Whilst franchisors are indeed required to have a certain level of oversight with regard to the professional conduct of their franchisees, many franchisors may feel that it is unlikely that they will be held liable for actions taken by their franchisees.
Contrary to this belief, Section 558B of the Fair Work Act (‘The Act’) states that a franchisor can be held liable for any breach of The Act made by a franchisee, unless they are able to prove, among other things, that they had previously taken reasonable steps to prevent the breach.
Examples of a breach of The Act may include:
- Failure to provide entitlements under the National Employment Standards, or applicable modern awards or enterprise agreements;
- Failure to comply with the rules regarding the method and frequency of payments to the franchisees’ employees (including unlawful deductions from wages);
- Failure to comply with pay slip and record keeping obligations; or
- Engaging in sham contracting.
What are considered reasonable steps?
What is actually considered reasonable within this context depends on the following factors:
- The overall size of the franchise and its access to resources. The larger the franchise, and the more resources available within its network, the more it is expected to do;
- The ability of the franchisor to influence or control what the franchisee got wrong. This is not just with regard to operational control, it also relates to any financial and/or managemental influence the franchisor might have over its network;
- Whether the franchise had procedures in place to allow for the effective handling of complaints relating to issues such as underpayments or other workplace law breaches;
- What steps the franchise took to encourage, support and train franchisees with regard to their compliance with workplace laws; and
- What arrangements the franchisee had in place to monitor and access the franchisee’s compliance with wage, payment and record keeping obligations
Helpfully, the Fair Work Ombudsman has recently released its ‘Guide to promoting workplace compliance in your franchise network’, which I would urge any franchisors to read through carefully. The guide is a useful tool, and sets out practical strategies that franchisors can implement in promoting compliance within their franchise network
If a circumstance does arise wherein a franchisee is found to have been in breach of workplace laws, following this guide correctly will help franchisors satisfy the FWO that they have in fact taken reasonable steps to prevent the breach from occurring.

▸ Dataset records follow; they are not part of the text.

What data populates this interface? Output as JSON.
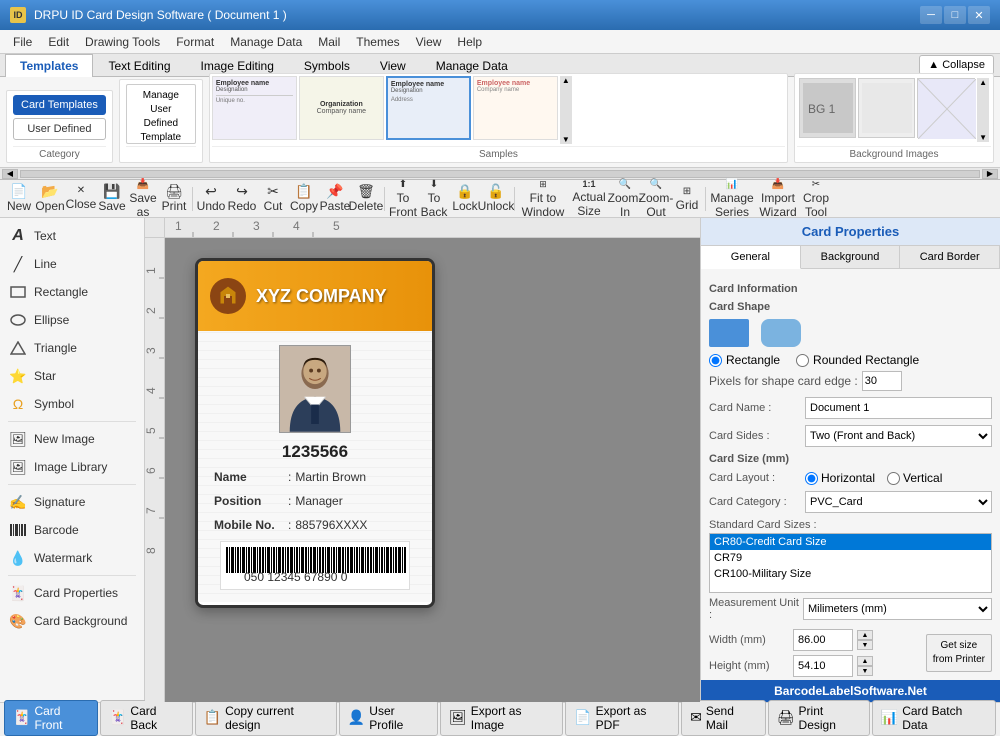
{
  "titleBar": {
    "icon": "ID",
    "title": "DRPU ID Card Design Software ( Document 1 )",
    "minBtn": "─",
    "maxBtn": "□",
    "closeBtn": "✕"
  },
  "menuBar": {
    "items": [
      "File",
      "Edit",
      "Drawing Tools",
      "Format",
      "Manage Data",
      "Mail",
      "Themes",
      "View",
      "Help"
    ]
  },
  "ribbonTabs": {
    "tabs": [
      "Templates",
      "Text Editing",
      "Image Editing",
      "Symbols",
      "View",
      "Manage Data"
    ],
    "activeTab": "Templates"
  },
  "ribbonTemplates": {
    "categoryLabel": "Category",
    "cardTemplatesBtn": "Card Templates",
    "userDefinedBtn": "User Defined",
    "manageBtn": "Manage\nUser\nDefined\nTemplate",
    "samplesLabel": "Samples",
    "bgImagesLabel": "Background Images",
    "collapseBtn": "▲ Collapse"
  },
  "toolbar": {
    "buttons": [
      {
        "name": "new",
        "icon": "📄",
        "label": "New"
      },
      {
        "name": "open",
        "icon": "📂",
        "label": "Open"
      },
      {
        "name": "close",
        "icon": "✕",
        "label": "Close"
      },
      {
        "name": "save",
        "icon": "💾",
        "label": "Save"
      },
      {
        "name": "save-as",
        "icon": "📥",
        "label": "Save as"
      },
      {
        "name": "print",
        "icon": "🖨",
        "label": "Print"
      },
      {
        "name": "undo",
        "icon": "↩",
        "label": "Undo"
      },
      {
        "name": "redo",
        "icon": "↪",
        "label": "Redo"
      },
      {
        "name": "cut",
        "icon": "✂",
        "label": "Cut"
      },
      {
        "name": "copy",
        "icon": "📋",
        "label": "Copy"
      },
      {
        "name": "paste",
        "icon": "📌",
        "label": "Paste"
      },
      {
        "name": "delete",
        "icon": "🗑",
        "label": "Delete"
      },
      {
        "name": "to-front",
        "icon": "⬆",
        "label": "To Front"
      },
      {
        "name": "to-back",
        "icon": "⬇",
        "label": "To Back"
      },
      {
        "name": "lock",
        "icon": "🔒",
        "label": "Lock"
      },
      {
        "name": "unlock",
        "icon": "🔓",
        "label": "Unlock"
      },
      {
        "name": "fit-window",
        "icon": "⊞",
        "label": "Fit to Window"
      },
      {
        "name": "actual-size",
        "icon": "1:1",
        "label": "Actual Size"
      },
      {
        "name": "zoom-in",
        "icon": "🔍+",
        "label": "Zoom-In"
      },
      {
        "name": "zoom-out",
        "icon": "🔍-",
        "label": "Zoom-Out"
      },
      {
        "name": "grid",
        "icon": "⊞",
        "label": "Grid"
      },
      {
        "name": "manage-series",
        "icon": "📊",
        "label": "Manage Series"
      },
      {
        "name": "import-wizard",
        "icon": "📥",
        "label": "Import Wizard"
      },
      {
        "name": "crop-tool",
        "icon": "✂",
        "label": "Crop Tool"
      }
    ]
  },
  "leftPanel": {
    "tools": [
      {
        "name": "text",
        "icon": "A",
        "label": "Text"
      },
      {
        "name": "line",
        "icon": "╱",
        "label": "Line"
      },
      {
        "name": "rectangle",
        "icon": "▭",
        "label": "Rectangle"
      },
      {
        "name": "ellipse",
        "icon": "⬭",
        "label": "Ellipse"
      },
      {
        "name": "triangle",
        "icon": "△",
        "label": "Triangle"
      },
      {
        "name": "star",
        "icon": "⭐",
        "label": "Star"
      },
      {
        "name": "symbol",
        "icon": "Ω",
        "label": "Symbol"
      },
      {
        "divider": true
      },
      {
        "name": "new-image",
        "icon": "🖼",
        "label": "New Image"
      },
      {
        "name": "image-library",
        "icon": "🖼",
        "label": "Image Library"
      },
      {
        "divider": true
      },
      {
        "name": "signature",
        "icon": "✍",
        "label": "Signature"
      },
      {
        "name": "barcode",
        "icon": "⫠",
        "label": "Barcode"
      },
      {
        "name": "watermark",
        "icon": "💧",
        "label": "Watermark"
      },
      {
        "divider": true
      },
      {
        "name": "card-properties",
        "icon": "🃏",
        "label": "Card Properties"
      },
      {
        "name": "card-background",
        "icon": "🎨",
        "label": "Card Background"
      }
    ]
  },
  "idCard": {
    "company": "XYZ COMPANY",
    "employeeId": "1235566",
    "name": "Martin Brown",
    "position": "Manager",
    "mobile": "885796XXXX",
    "nameLabel": "Name",
    "positionLabel": "Position",
    "mobileLabel": "Mobile No.",
    "barcodeText": "050 12345 67890 0"
  },
  "cardProperties": {
    "title": "Card Properties",
    "tabs": [
      "General",
      "Background",
      "Card Border"
    ],
    "activeTab": "General",
    "sections": {
      "cardInfo": "Card Information",
      "cardShape": "Card Shape"
    },
    "shapes": {
      "rectangle": "Rectangle",
      "roundedRectangle": "Rounded Rectangle",
      "pixelsLabel": "Pixels for shape card edge :",
      "pixelsValue": "30"
    },
    "cardNameLabel": "Card Name :",
    "cardNameValue": "Document 1",
    "cardSidesLabel": "Card Sides :",
    "cardSidesValue": "Two (Front and Back)",
    "cardSizeLabel": "Card Size (mm)",
    "cardLayoutLabel": "Card Layout :",
    "cardLayoutHorizontal": "Horizontal",
    "cardLayoutVertical": "Vertical",
    "cardCategoryLabel": "Card Category :",
    "cardCategoryValue": "PVC_Card",
    "standardSizesLabel": "Standard Card Sizes :",
    "standardSizes": [
      "CR80-Credit Card Size",
      "CR79",
      "CR100-Military Size"
    ],
    "selectedSize": "CR80-Credit Card Size",
    "measurementLabel": "Measurement Unit :",
    "measurementValue": "Milimeters (mm)",
    "widthLabel": "Width  (mm)",
    "widthValue": "86.00",
    "heightLabel": "Height (mm)",
    "heightValue": "54.10",
    "getSizeBtn": "Get size\nfrom Printer"
  },
  "statusBar": {
    "tabs": [
      {
        "name": "card-front",
        "icon": "🃏",
        "label": "Card Front",
        "active": true
      },
      {
        "name": "card-back",
        "icon": "🃏",
        "label": "Card Back"
      },
      {
        "name": "copy-design",
        "icon": "📋",
        "label": "Copy current design"
      },
      {
        "name": "user-profile",
        "icon": "👤",
        "label": "User Profile"
      },
      {
        "name": "export-image",
        "icon": "🖼",
        "label": "Export as Image"
      },
      {
        "name": "export-pdf",
        "icon": "📄",
        "label": "Export as PDF"
      },
      {
        "name": "send-mail",
        "icon": "✉",
        "label": "Send Mail"
      },
      {
        "name": "print-design",
        "icon": "🖨",
        "label": "Print Design"
      },
      {
        "name": "card-batch",
        "icon": "📊",
        "label": "Card Batch Data"
      }
    ],
    "watermark": "BarcodeLabelSoftware.Net"
  }
}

If you have a query regarding any of the information in this article, or for more information on workplace law compliance strategies, whether as part of a franchise set up or not, please feel free to get in contact with Coleman Greig’s Employment Law team.